In similar vein – remember, when you see a mind-numbingly crappy advert, some advertising agency showed the finished product to the client saying "Here’s what we've done with your millions.” and the client said “ Wow, keep up the good work."

In movies and TV shows, we are the clients. If we keep accepting and watching, they’ll keep dishing it up.

SOS = Save Our Sanity.

Leigh Lundin said...

ABA, you're saying we get the shows we deserve, which is a sad commentary. I think of dreams as cheating, a form of deus ex machina. That proved to be the flaw of my beloved/hated Twin Peaks– when the writers were surprised by a second season, they scrambled to make sense of the first– and fell back on dream sequences and the supernatural.
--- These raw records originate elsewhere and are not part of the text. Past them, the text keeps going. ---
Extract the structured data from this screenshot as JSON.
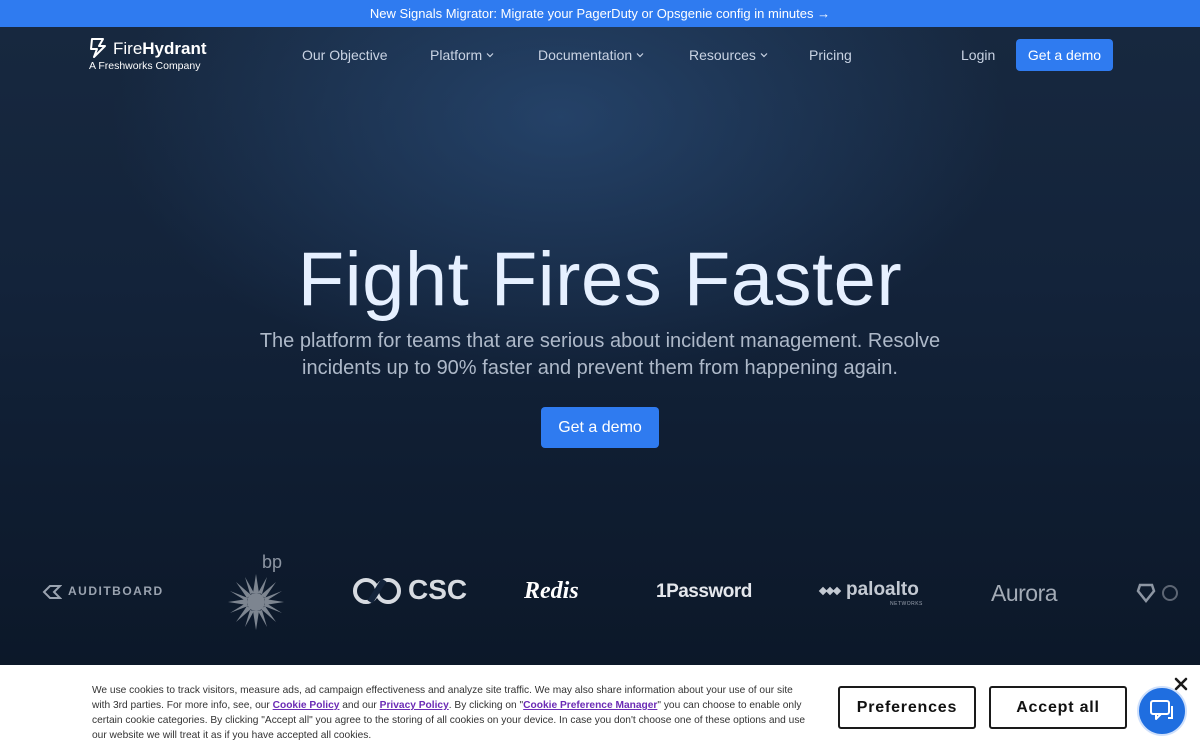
{
  "announcement": {
    "text": "New Signals Migrator: Migrate your PagerDuty or Opsgenie config in minutes →"
  },
  "brand": {
    "name_light": "Fire",
    "name_bold": "Hydrant",
    "subtitle": "A Freshworks Company"
  },
  "nav": {
    "links": [
      {
        "label": "Our Objective"
      },
      {
        "label": "Platform"
      },
      {
        "label": "Documentation"
      },
      {
        "label": "Resources"
      },
      {
        "label": "Pricing"
      }
    ],
    "login_label": "Login",
    "cta_label": "Get a demo"
  },
  "hero": {
    "title": "Fight Fires Faster",
    "subtitle": "The platform for teams that are serious about incident management. Resolve incidents up to 90% faster and prevent them from happening again.",
    "cta_label": "Get a demo"
  },
  "clients": [
    "AUDITBOARD",
    "bp",
    "CSC",
    "Redis",
    "1Password",
    "paloalto",
    "NETWORKS",
    "Aurora"
  ],
  "cookie": {
    "text_1": "We use cookies to track visitors, measure ads, ad campaign effectiveness and analyze site traffic. We may also share information about your use of our site with 3rd parties. For more info, see, our ",
    "cookie_policy": "Cookie Policy",
    "text_2": " and our ",
    "privacy_policy": "Privacy Policy",
    "text_3": ". By clicking on \"",
    "preference_manager": "Cookie Preference Manager",
    "text_4": "\" you can choose to enable only certain cookie categories. By clicking \"Accept all\" you agree to the storing of all cookies on your device. In case you don't choose one of these options and use our website we will treat it as if you have accepted all cookies.",
    "preferences_label": "Preferences",
    "accept_label": "Accept all"
  },
  "colors": {
    "accent": "#2f7bf0",
    "hero_bg": "#13233a",
    "link": "#6b2bb5"
  }
}
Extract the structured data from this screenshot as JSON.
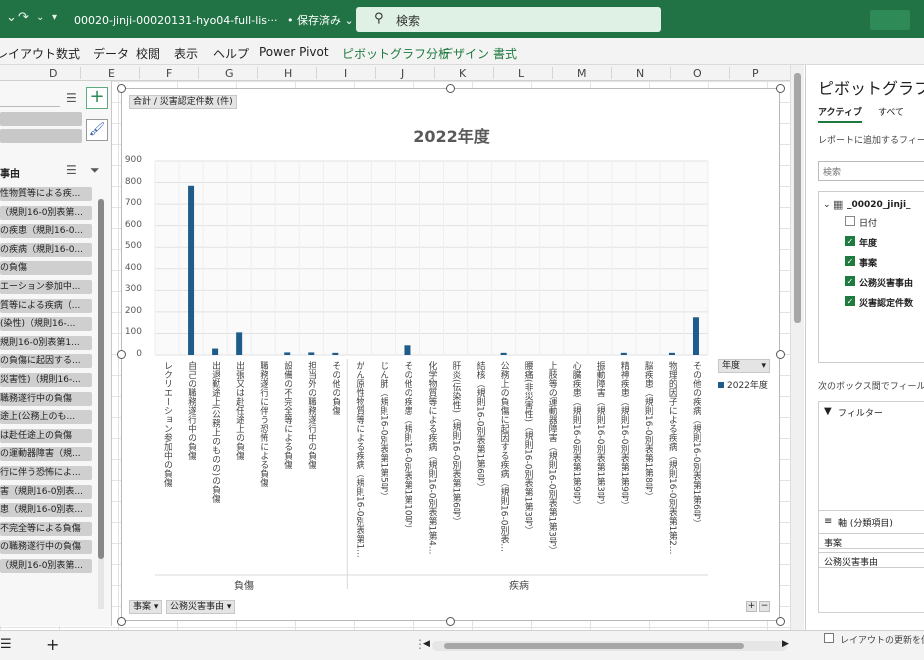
{
  "title_bar": {
    "file_name": "00020-jinji-00020131-hyo04-full-lis···",
    "save_status": "• 保存済み ⌄",
    "search_placeholder": "検索"
  },
  "ribbon_tabs": [
    "レイアウト",
    "数式",
    "データ",
    "校閲",
    "表示",
    "ヘルプ",
    "Power Pivot",
    "ピボットグラフ分析",
    "デザイン",
    "書式"
  ],
  "column_headers": [
    "D",
    "E",
    "F",
    "G",
    "H",
    "I",
    "J",
    "K",
    "L",
    "M",
    "N",
    "O",
    "P"
  ],
  "left_panel": {
    "slicer_title": "事由",
    "items": [
      "性物質等による疾...",
      "（規則16-0別表第...",
      "の疾患（規則16-0...",
      "の疾病（規則16-0...",
      "の負傷",
      "エーション参加中...",
      "質等による疾病（...",
      "(染性)（規則16-...",
      "規則16-0別表第1...",
      "の負傷に起因する...",
      "災害性)（規則16-...",
      "職務遂行中の負傷",
      "途上(公務上のも...",
      "は赴任途上の負傷",
      "の運動器障害（規...",
      "行に伴う恐怖によ...",
      "害（規則16-0別表...",
      "患（規則16-0別表...",
      "不完全等による負傷",
      "の職務遂行中の負傷",
      "（規則16-0別表第..."
    ]
  },
  "chart_data": {
    "type": "bar",
    "title": "2022年度",
    "value_field": "合計 / 災害認定件数 (件)",
    "axis_field_buttons": [
      "事案",
      "公務災害事由"
    ],
    "ylim": [
      0,
      900
    ],
    "yticks": [
      0,
      100,
      200,
      300,
      400,
      500,
      600,
      700,
      800,
      900
    ],
    "grid": true,
    "legend_title": "年度",
    "legend_position": "right",
    "series": [
      {
        "name": "2022年度",
        "color": "#1f5c8a"
      }
    ],
    "groups": [
      {
        "name": "負傷",
        "categories": [
          {
            "label": "レクリエーション参加中の負傷",
            "value": 0
          },
          {
            "label": "自己の職務遂行中の負傷",
            "value": 785
          },
          {
            "label": "出退勤途上(公務上のものの)の負傷",
            "value": 30
          },
          {
            "label": "出張又は赴任途上の負傷",
            "value": 105
          },
          {
            "label": "職務遂行に伴う恐怖による負傷",
            "value": 0
          },
          {
            "label": "設備の不完全等による負傷",
            "value": 12
          },
          {
            "label": "担当外の職務遂行中の負傷",
            "value": 12
          },
          {
            "label": "その他の負傷",
            "value": 10
          }
        ]
      },
      {
        "name": "疾病",
        "categories": [
          {
            "label": "がん原性物質等による疾病（規則16-0別表第1...",
            "value": 0
          },
          {
            "label": "じん肺（規則16-0別表第1第5号）",
            "value": 0
          },
          {
            "label": "その他の疾患（規則16-0別表第1第10号）",
            "value": 45
          },
          {
            "label": "化学物質等による疾病（規則16-0別表第1第4...",
            "value": 0
          },
          {
            "label": "肝炎(伝染性)（規則16-0別表第1第6号）",
            "value": 0
          },
          {
            "label": "結核（規則16-0別表第1第6号）",
            "value": 0
          },
          {
            "label": "公務上の負傷に起因する疾病（規則16-0別表...",
            "value": 10
          },
          {
            "label": "腰痛(非災害性)（規則16-0別表第1第3号）",
            "value": 0
          },
          {
            "label": "上肢等の運動器障害（規則16-0別表第1第3号）",
            "value": 0
          },
          {
            "label": "心臓疾患（規則16-0別表第1第9号）",
            "value": 0
          },
          {
            "label": "振動障害（規則16-0別表第1第3号）",
            "value": 0
          },
          {
            "label": "精神疾患（規則16-0別表第1第9号）",
            "value": 10
          },
          {
            "label": "脳疾患（規則16-0別表第1第8号）",
            "value": 0
          },
          {
            "label": "物理的因子による疾病（規則16-0別表第1第2...",
            "value": 10
          },
          {
            "label": "その他の疾病（規則16-0別表第1第6号）",
            "value": 175
          }
        ]
      }
    ]
  },
  "right_panel": {
    "title": "ピボットグラフの",
    "tab_active": "アクティブ",
    "tab_all": "すべて",
    "add_field_text": "レポートに追加するフィールド",
    "search_placeholder": "検索",
    "table_name": "_00020_jinji_",
    "fields": [
      {
        "name": "日付",
        "checked": false
      },
      {
        "name": "年度",
        "checked": true
      },
      {
        "name": "事案",
        "checked": true
      },
      {
        "name": "公務災害事由",
        "checked": true
      },
      {
        "name": "災害認定件数",
        "checked": true
      }
    ],
    "drag_hint": "次のボックス間でフィールドを",
    "filter_label": "フィルター",
    "axis_label": "軸 (分類項目)",
    "axis_items": [
      "事案",
      "公務災害事由"
    ],
    "defer_label": "レイアウトの更新を保"
  }
}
It's not fair to viewers.

Save our sanity… yes!

A Broad Abroad said...

When I taught, woe betide anyone who ended an essay by saying it was all a dream! A lazy way out - cheating, indeed.
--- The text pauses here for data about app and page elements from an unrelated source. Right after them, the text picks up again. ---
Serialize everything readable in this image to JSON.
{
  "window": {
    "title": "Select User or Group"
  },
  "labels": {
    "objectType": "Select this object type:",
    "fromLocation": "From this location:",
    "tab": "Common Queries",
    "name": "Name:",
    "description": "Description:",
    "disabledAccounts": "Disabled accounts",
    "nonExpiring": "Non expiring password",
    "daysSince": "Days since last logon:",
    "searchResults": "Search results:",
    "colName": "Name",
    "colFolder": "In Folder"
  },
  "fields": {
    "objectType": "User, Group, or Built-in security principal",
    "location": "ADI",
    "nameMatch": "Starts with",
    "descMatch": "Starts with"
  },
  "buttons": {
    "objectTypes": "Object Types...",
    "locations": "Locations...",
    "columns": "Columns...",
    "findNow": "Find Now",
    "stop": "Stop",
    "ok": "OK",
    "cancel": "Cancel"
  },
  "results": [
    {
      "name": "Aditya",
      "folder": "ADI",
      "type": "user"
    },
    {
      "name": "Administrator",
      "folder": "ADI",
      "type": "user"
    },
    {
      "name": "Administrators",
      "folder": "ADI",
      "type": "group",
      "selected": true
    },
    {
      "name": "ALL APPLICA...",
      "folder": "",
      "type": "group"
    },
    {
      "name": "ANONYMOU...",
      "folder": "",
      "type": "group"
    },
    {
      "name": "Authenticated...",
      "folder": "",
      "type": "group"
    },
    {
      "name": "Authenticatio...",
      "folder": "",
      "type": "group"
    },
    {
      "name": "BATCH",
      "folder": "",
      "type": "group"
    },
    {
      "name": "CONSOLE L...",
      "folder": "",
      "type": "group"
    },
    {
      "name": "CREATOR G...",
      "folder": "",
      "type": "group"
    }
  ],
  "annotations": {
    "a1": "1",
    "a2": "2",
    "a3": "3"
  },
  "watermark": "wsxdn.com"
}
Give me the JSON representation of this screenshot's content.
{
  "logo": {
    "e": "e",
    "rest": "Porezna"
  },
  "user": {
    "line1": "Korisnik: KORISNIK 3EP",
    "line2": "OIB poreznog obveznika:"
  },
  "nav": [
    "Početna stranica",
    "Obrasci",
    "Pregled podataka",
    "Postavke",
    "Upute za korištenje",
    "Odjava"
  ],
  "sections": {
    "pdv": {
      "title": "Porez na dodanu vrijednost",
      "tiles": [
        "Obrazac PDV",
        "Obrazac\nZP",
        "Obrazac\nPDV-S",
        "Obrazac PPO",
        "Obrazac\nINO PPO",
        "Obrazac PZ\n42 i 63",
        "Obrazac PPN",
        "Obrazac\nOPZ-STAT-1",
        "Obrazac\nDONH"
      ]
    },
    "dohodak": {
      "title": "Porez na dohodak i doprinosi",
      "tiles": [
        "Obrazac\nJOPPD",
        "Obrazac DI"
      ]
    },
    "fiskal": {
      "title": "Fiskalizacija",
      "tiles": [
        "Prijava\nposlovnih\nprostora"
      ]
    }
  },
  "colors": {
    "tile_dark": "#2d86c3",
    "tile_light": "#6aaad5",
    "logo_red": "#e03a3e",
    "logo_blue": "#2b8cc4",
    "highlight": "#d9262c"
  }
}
Dixon Hill said...

Your SOS comments are dead on.

As for chalking an entire work up to having been a dream, the only two times I actually enjoyed that ending was:

(A) The original ending of the film Brazil in which we realize much of what we've seen was the "neural escape" of the main character, who had slipped into catatonia while being tortured during interrogation. I thought this worked particularly well, because it left viewers questioning, "At what point did I stop seeing reality, and begin seeing things that only took place in his mind?" Lots of discussion and debate over beer w/ friends, when that one ended.

(B) A certain SciFi work (the title escapes me) possibly written by Bradbury, in which a man has gone to a psychiatrist concerning his accidental ability to change the world in ways he didn't quite intend. In the end, we discover he is actually lying on the street of a town destroyed by nuclear weapons.

In both cases, enough clues were available up-front that I didn't feel the "it was a dream" ending was some form of cheating. Instead, it provided food for thought in both cases, and thus I found it more than palatable. In general, however, I do have to agree that this idea for an ending is little better than no idea at all.

--Dix

Leigh Lundin said...

That's an excellent point and good examples, Dixon. I've seen another SF film that at some point you begin to realize it's a dream. THere's also something a little comforting in the landscape of torture that one might escape the evils of the situation.